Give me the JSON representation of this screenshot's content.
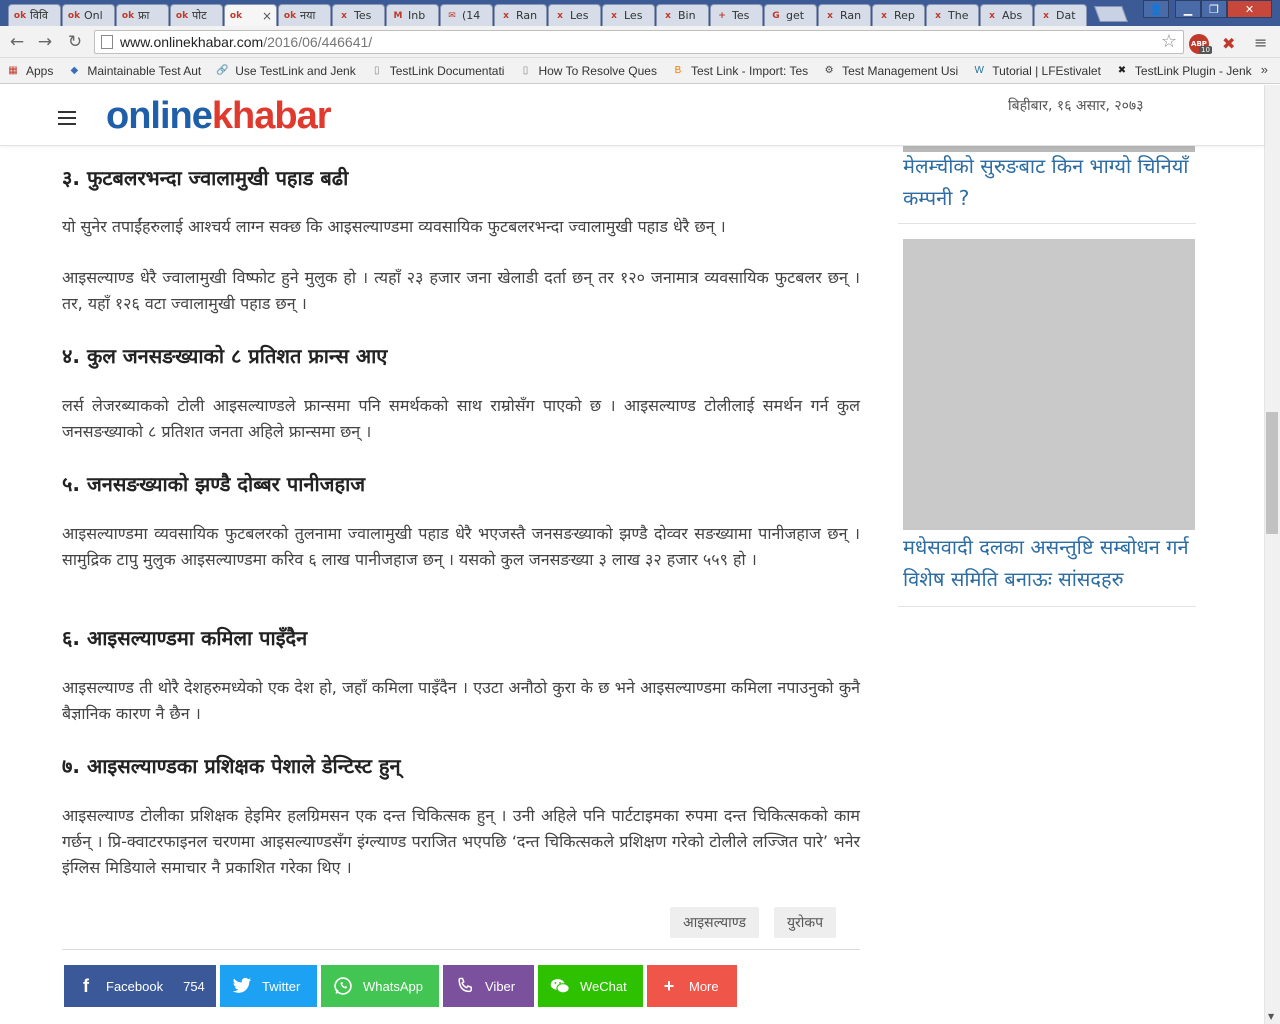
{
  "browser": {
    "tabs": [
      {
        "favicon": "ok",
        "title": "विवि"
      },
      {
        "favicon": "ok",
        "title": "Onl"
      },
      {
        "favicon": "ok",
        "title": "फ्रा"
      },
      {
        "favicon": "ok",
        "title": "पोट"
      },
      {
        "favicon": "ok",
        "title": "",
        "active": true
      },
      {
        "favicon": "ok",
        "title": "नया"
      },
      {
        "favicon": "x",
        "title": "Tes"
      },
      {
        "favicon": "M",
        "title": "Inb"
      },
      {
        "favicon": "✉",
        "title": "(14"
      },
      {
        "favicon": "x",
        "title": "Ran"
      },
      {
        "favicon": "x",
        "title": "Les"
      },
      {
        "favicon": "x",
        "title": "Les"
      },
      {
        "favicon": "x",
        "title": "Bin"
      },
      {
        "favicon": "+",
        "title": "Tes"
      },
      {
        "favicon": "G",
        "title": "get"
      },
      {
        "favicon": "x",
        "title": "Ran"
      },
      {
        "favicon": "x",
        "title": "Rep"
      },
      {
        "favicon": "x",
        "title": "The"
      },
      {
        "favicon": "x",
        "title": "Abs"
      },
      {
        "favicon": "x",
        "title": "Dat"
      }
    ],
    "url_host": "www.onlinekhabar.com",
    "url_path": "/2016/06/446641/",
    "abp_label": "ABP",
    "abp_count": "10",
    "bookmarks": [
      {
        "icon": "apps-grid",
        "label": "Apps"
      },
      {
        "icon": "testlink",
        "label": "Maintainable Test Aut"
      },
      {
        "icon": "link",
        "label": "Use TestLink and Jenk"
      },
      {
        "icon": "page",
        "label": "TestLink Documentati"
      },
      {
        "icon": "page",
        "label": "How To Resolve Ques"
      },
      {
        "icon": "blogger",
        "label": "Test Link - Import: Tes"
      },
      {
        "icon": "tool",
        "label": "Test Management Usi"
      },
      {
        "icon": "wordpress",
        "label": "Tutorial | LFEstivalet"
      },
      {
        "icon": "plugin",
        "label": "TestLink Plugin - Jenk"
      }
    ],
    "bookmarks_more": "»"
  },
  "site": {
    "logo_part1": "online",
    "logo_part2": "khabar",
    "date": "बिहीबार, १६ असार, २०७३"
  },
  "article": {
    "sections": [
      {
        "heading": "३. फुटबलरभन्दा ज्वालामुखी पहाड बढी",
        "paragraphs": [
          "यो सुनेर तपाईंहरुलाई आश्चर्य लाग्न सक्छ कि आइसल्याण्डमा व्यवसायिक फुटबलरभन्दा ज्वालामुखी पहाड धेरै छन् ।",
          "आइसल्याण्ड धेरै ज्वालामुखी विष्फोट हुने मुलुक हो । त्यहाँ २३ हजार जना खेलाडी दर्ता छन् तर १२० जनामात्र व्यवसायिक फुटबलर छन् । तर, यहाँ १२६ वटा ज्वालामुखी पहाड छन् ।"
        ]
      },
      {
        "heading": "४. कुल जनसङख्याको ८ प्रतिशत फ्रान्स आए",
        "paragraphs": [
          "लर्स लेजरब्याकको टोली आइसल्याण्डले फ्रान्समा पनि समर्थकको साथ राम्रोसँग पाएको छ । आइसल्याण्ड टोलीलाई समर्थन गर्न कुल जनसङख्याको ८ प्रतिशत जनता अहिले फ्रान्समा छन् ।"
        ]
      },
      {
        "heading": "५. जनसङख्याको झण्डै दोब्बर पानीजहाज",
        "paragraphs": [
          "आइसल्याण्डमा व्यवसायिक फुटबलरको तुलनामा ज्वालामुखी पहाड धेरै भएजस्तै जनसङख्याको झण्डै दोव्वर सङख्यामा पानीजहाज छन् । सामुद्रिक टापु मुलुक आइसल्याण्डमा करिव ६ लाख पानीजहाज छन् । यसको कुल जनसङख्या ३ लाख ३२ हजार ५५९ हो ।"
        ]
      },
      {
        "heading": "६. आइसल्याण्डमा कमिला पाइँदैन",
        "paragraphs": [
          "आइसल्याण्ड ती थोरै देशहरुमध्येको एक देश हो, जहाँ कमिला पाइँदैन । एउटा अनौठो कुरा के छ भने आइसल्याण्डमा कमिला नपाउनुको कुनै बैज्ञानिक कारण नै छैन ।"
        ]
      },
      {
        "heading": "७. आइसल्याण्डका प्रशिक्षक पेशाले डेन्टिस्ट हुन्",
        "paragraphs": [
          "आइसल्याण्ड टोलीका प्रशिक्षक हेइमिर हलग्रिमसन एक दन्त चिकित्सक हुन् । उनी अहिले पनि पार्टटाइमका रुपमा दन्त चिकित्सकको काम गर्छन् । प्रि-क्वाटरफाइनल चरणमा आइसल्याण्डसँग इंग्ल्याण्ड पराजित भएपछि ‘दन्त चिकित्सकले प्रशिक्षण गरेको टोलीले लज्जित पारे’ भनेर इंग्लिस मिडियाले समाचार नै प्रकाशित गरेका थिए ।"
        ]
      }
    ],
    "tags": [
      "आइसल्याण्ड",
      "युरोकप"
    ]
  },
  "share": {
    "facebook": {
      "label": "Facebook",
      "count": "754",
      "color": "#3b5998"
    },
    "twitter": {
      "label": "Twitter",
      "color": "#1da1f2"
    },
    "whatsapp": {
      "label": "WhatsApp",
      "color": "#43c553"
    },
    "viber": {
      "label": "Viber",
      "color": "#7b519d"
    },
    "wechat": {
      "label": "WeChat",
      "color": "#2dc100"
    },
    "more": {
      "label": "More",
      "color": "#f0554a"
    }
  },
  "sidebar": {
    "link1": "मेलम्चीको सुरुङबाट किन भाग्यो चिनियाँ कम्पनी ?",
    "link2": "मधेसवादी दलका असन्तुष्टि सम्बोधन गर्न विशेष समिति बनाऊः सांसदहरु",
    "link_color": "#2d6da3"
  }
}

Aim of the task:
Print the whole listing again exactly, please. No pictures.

Finished task:
Give me the JSON representation of this screenshot's content.
{
  "browser": {
    "tabs": [
      {
        "favicon": "ok",
        "title": "विवि"
      },
      {
        "favicon": "ok",
        "title": "Onl"
      },
      {
        "favicon": "ok",
        "title": "फ्रा"
      },
      {
        "favicon": "ok",
        "title": "पोट"
      },
      {
        "favicon": "ok",
        "title": "",
        "active": true
      },
      {
        "favicon": "ok",
        "title": "नया"
      },
      {
        "favicon": "x",
        "title": "Tes"
      },
      {
        "favicon": "M",
        "title": "Inb"
      },
      {
        "favicon": "✉",
        "title": "(14"
      },
      {
        "favicon": "x",
        "title": "Ran"
      },
      {
        "favicon": "x",
        "title": "Les"
      },
      {
        "favicon": "x",
        "title": "Les"
      },
      {
        "favicon": "x",
        "title": "Bin"
      },
      {
        "favicon": "+",
        "title": "Tes"
      },
      {
        "favicon": "G",
        "title": "get"
      },
      {
        "favicon": "x",
        "title": "Ran"
      },
      {
        "favicon": "x",
        "title": "Rep"
      },
      {
        "favicon": "x",
        "title": "The"
      },
      {
        "favicon": "x",
        "title": "Abs"
      },
      {
        "favicon": "x",
        "title": "Dat"
      }
    ],
    "url_host": "www.onlinekhabar.com",
    "url_path": "/2016/06/446641/",
    "abp_label": "ABP",
    "abp_count": "10",
    "bookmarks": [
      {
        "icon": "apps-grid",
        "label": "Apps"
      },
      {
        "icon": "testlink",
        "label": "Maintainable Test Aut"
      },
      {
        "icon": "link",
        "label": "Use TestLink and Jenk"
      },
      {
        "icon": "page",
        "label": "TestLink Documentati"
      },
      {
        "icon": "page",
        "label": "How To Resolve Ques"
      },
      {
        "icon": "blogger",
        "label": "Test Link - Import: Tes"
      },
      {
        "icon": "tool",
        "label": "Test Management Usi"
      },
      {
        "icon": "wordpress",
        "label": "Tutorial | LFEstivalet"
      },
      {
        "icon": "plugin",
        "label": "TestLink Plugin - Jenk"
      }
    ],
    "bookmarks_more": "»"
  },
  "site": {
    "logo_part1": "online",
    "logo_part2": "khabar",
    "date": "बिहीबार, १६ असार, २०७३"
  },
  "article": {
    "sections": [
      {
        "heading": "३. फुटबलरभन्दा ज्वालामुखी पहाड बढी",
        "paragraphs": [
          "यो सुनेर तपाईंहरुलाई आश्चर्य लाग्न सक्छ कि आइसल्याण्डमा व्यवसायिक फुटबलरभन्दा ज्वालामुखी पहाड धेरै छन् ।",
          "आइसल्याण्ड धेरै ज्वालामुखी विष्फोट हुने मुलुक हो । त्यहाँ २३ हजार जना खेलाडी दर्ता छन् तर १२० जनामात्र व्यवसायिक फुटबलर छन् । तर, यहाँ १२६ वटा ज्वालामुखी पहाड छन् ।"
        ]
      },
      {
        "heading": "४. कुल जनसङख्याको ८ प्रतिशत फ्रान्स आए",
        "paragraphs": [
          "लर्स लेजरब्याकको टोली आइसल्याण्डले फ्रान्समा पनि समर्थकको साथ राम्रोसँग पाएको छ । आइसल्याण्ड टोलीलाई समर्थन गर्न कुल जनसङख्याको ८ प्रतिशत जनता अहिले फ्रान्समा छन् ।"
        ]
      },
      {
        "heading": "५. जनसङख्याको झण्डै दोब्बर पानीजहाज",
        "paragraphs": [
          "आइसल्याण्डमा व्यवसायिक फुटबलरको तुलनामा ज्वालामुखी पहाड धेरै भएजस्तै जनसङख्याको झण्डै दोव्वर सङख्यामा पानीजहाज छन् । सामुद्रिक टापु मुलुक आइसल्याण्डमा करिव ६ लाख पानीजहाज छन् । यसको कुल जनसङख्या ३ लाख ३२ हजार ५५९ हो ।"
        ]
      },
      {
        "heading": "६. आइसल्याण्डमा कमिला पाइँदैन",
        "paragraphs": [
          "आइसल्याण्ड ती थोरै देशहरुमध्येको एक देश हो, जहाँ कमिला पाइँदैन । एउटा अनौठो कुरा के छ भने आइसल्याण्डमा कमिला नपाउनुको कुनै बैज्ञानिक कारण नै छैन ।"
        ]
      },
      {
        "heading": "७. आइसल्याण्डका प्रशिक्षक पेशाले डेन्टिस्ट हुन्",
        "paragraphs": [
          "आइसल्याण्ड टोलीका प्रशिक्षक हेइमिर हलग्रिमसन एक दन्त चिकित्सक हुन् । उनी अहिले पनि पार्टटाइमका रुपमा दन्त चिकित्सकको काम गर्छन् । प्रि-क्वाटरफाइनल चरणमा आइसल्याण्डसँग इंग्ल्याण्ड पराजित भएपछि ‘दन्त चिकित्सकले प्रशिक्षण गरेको टोलीले लज्जित पारे’ भनेर इंग्लिस मिडियाले समाचार नै प्रकाशित गरेका थिए ।"
        ]
      }
    ],
    "tags": [
      "आइसल्याण्ड",
      "युरोकप"
    ]
  },
  "share": {
    "facebook": {
      "label": "Facebook",
      "count": "754",
      "color": "#3b5998"
    },
    "twitter": {
      "label": "Twitter",
      "color": "#1da1f2"
    },
    "whatsapp": {
      "label": "WhatsApp",
      "color": "#43c553"
    },
    "viber": {
      "label": "Viber",
      "color": "#7b519d"
    },
    "wechat": {
      "label": "WeChat",
      "color": "#2dc100"
    },
    "more": {
      "label": "More",
      "color": "#f0554a"
    }
  },
  "sidebar": {
    "link1": "मेलम्चीको सुरुङबाट किन भाग्यो चिनियाँ कम्पनी ?",
    "link2": "मधेसवादी दलका असन्तुष्टि सम्बोधन गर्न विशेष समिति बनाऊः सांसदहरु",
    "link_color": "#2d6da3"
  }
}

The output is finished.